▶ PROBLEM STATEMENT: All of the data must be written out verbatim, with pictures excluded.

EXCERPTED RECORDS below:

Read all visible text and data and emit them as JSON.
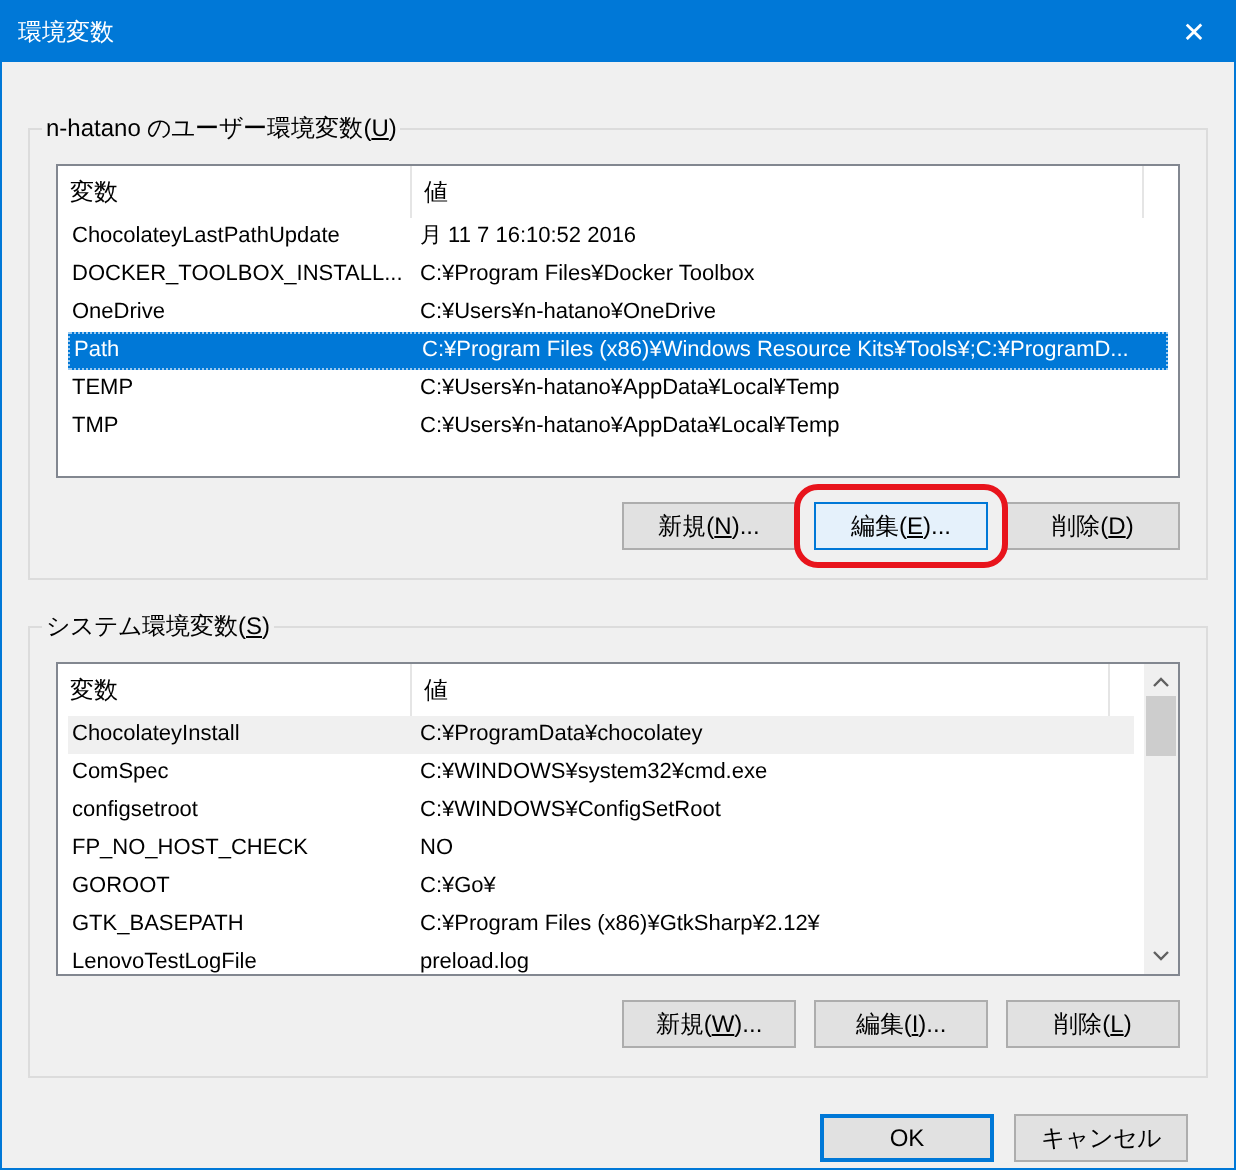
{
  "window": {
    "title": "環境変数",
    "close": "✕"
  },
  "groups": [
    {
      "title": "n-hatano のユーザー環境変数(",
      "title_key": "U",
      "title_rest": ")",
      "columns": [
        "変数",
        "値"
      ],
      "scrollbar": false,
      "rows": [
        {
          "name": "ChocolateyLastPathUpdate",
          "value": "月 11  7 16:10:52 2016",
          "selected": false
        },
        {
          "name": "DOCKER_TOOLBOX_INSTALL...",
          "value": "C:¥Program Files¥Docker Toolbox",
          "selected": false
        },
        {
          "name": "OneDrive",
          "value": "C:¥Users¥n-hatano¥OneDrive",
          "selected": false
        },
        {
          "name": "Path",
          "value": "C:¥Program Files (x86)¥Windows Resource Kits¥Tools¥;C:¥ProgramD...",
          "selected": true,
          "focused": true
        },
        {
          "name": "TEMP",
          "value": "C:¥Users¥n-hatano¥AppData¥Local¥Temp",
          "selected": false
        },
        {
          "name": "TMP",
          "value": "C:¥Users¥n-hatano¥AppData¥Local¥Temp",
          "selected": false
        }
      ],
      "buttons": [
        {
          "label": "新規(",
          "key": "N",
          "rest": ")...",
          "highlighted": false
        },
        {
          "label": "編集(",
          "key": "E",
          "rest": ")...",
          "highlighted": true
        },
        {
          "label": "削除(",
          "key": "D",
          "rest": ")",
          "highlighted": false
        }
      ]
    },
    {
      "title": "システム環境変数(",
      "title_key": "S",
      "title_rest": ")",
      "columns": [
        "変数",
        "値"
      ],
      "scrollbar": true,
      "rows": [
        {
          "name": "ChocolateyInstall",
          "value": "C:¥ProgramData¥chocolatey",
          "selected": true,
          "focused": false
        },
        {
          "name": "ComSpec",
          "value": "C:¥WINDOWS¥system32¥cmd.exe",
          "selected": false
        },
        {
          "name": "configsetroot",
          "value": "C:¥WINDOWS¥ConfigSetRoot",
          "selected": false
        },
        {
          "name": "FP_NO_HOST_CHECK",
          "value": "NO",
          "selected": false
        },
        {
          "name": "GOROOT",
          "value": "C:¥Go¥",
          "selected": false
        },
        {
          "name": "GTK_BASEPATH",
          "value": "C:¥Program Files (x86)¥GtkSharp¥2.12¥",
          "selected": false
        },
        {
          "name": "LenovoTestLogFile",
          "value": "preload.log",
          "selected": false
        }
      ],
      "buttons": [
        {
          "label": "新規(",
          "key": "W",
          "rest": ")...",
          "highlighted": false
        },
        {
          "label": "編集(",
          "key": "I",
          "rest": ")...",
          "highlighted": false
        },
        {
          "label": "削除(",
          "key": "L",
          "rest": ")",
          "highlighted": false
        }
      ]
    }
  ],
  "footer": [
    {
      "label": "OK",
      "default": true
    },
    {
      "label": "キャンセル",
      "default": false
    }
  ]
}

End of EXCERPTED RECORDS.

▶ SOLVED PROBLEM:
Read all visible text and data and emit them as JSON.
{
  "window": {
    "title": "環境変数",
    "close": "✕"
  },
  "groups": [
    {
      "title": "n-hatano のユーザー環境変数(",
      "title_key": "U",
      "title_rest": ")",
      "columns": [
        "変数",
        "値"
      ],
      "scrollbar": false,
      "rows": [
        {
          "name": "ChocolateyLastPathUpdate",
          "value": "月 11  7 16:10:52 2016",
          "selected": false
        },
        {
          "name": "DOCKER_TOOLBOX_INSTALL...",
          "value": "C:¥Program Files¥Docker Toolbox",
          "selected": false
        },
        {
          "name": "OneDrive",
          "value": "C:¥Users¥n-hatano¥OneDrive",
          "selected": false
        },
        {
          "name": "Path",
          "value": "C:¥Program Files (x86)¥Windows Resource Kits¥Tools¥;C:¥ProgramD...",
          "selected": true,
          "focused": true
        },
        {
          "name": "TEMP",
          "value": "C:¥Users¥n-hatano¥AppData¥Local¥Temp",
          "selected": false
        },
        {
          "name": "TMP",
          "value": "C:¥Users¥n-hatano¥AppData¥Local¥Temp",
          "selected": false
        }
      ],
      "buttons": [
        {
          "label": "新規(",
          "key": "N",
          "rest": ")...",
          "highlighted": false
        },
        {
          "label": "編集(",
          "key": "E",
          "rest": ")...",
          "highlighted": true
        },
        {
          "label": "削除(",
          "key": "D",
          "rest": ")",
          "highlighted": false
        }
      ]
    },
    {
      "title": "システム環境変数(",
      "title_key": "S",
      "title_rest": ")",
      "columns": [
        "変数",
        "値"
      ],
      "scrollbar": true,
      "rows": [
        {
          "name": "ChocolateyInstall",
          "value": "C:¥ProgramData¥chocolatey",
          "selected": true,
          "focused": false
        },
        {
          "name": "ComSpec",
          "value": "C:¥WINDOWS¥system32¥cmd.exe",
          "selected": false
        },
        {
          "name": "configsetroot",
          "value": "C:¥WINDOWS¥ConfigSetRoot",
          "selected": false
        },
        {
          "name": "FP_NO_HOST_CHECK",
          "value": "NO",
          "selected": false
        },
        {
          "name": "GOROOT",
          "value": "C:¥Go¥",
          "selected": false
        },
        {
          "name": "GTK_BASEPATH",
          "value": "C:¥Program Files (x86)¥GtkSharp¥2.12¥",
          "selected": false
        },
        {
          "name": "LenovoTestLogFile",
          "value": "preload.log",
          "selected": false
        }
      ],
      "buttons": [
        {
          "label": "新規(",
          "key": "W",
          "rest": ")...",
          "highlighted": false
        },
        {
          "label": "編集(",
          "key": "I",
          "rest": ")...",
          "highlighted": false
        },
        {
          "label": "削除(",
          "key": "L",
          "rest": ")",
          "highlighted": false
        }
      ]
    }
  ],
  "footer": [
    {
      "label": "OK",
      "default": true
    },
    {
      "label": "キャンセル",
      "default": false
    }
  ]
}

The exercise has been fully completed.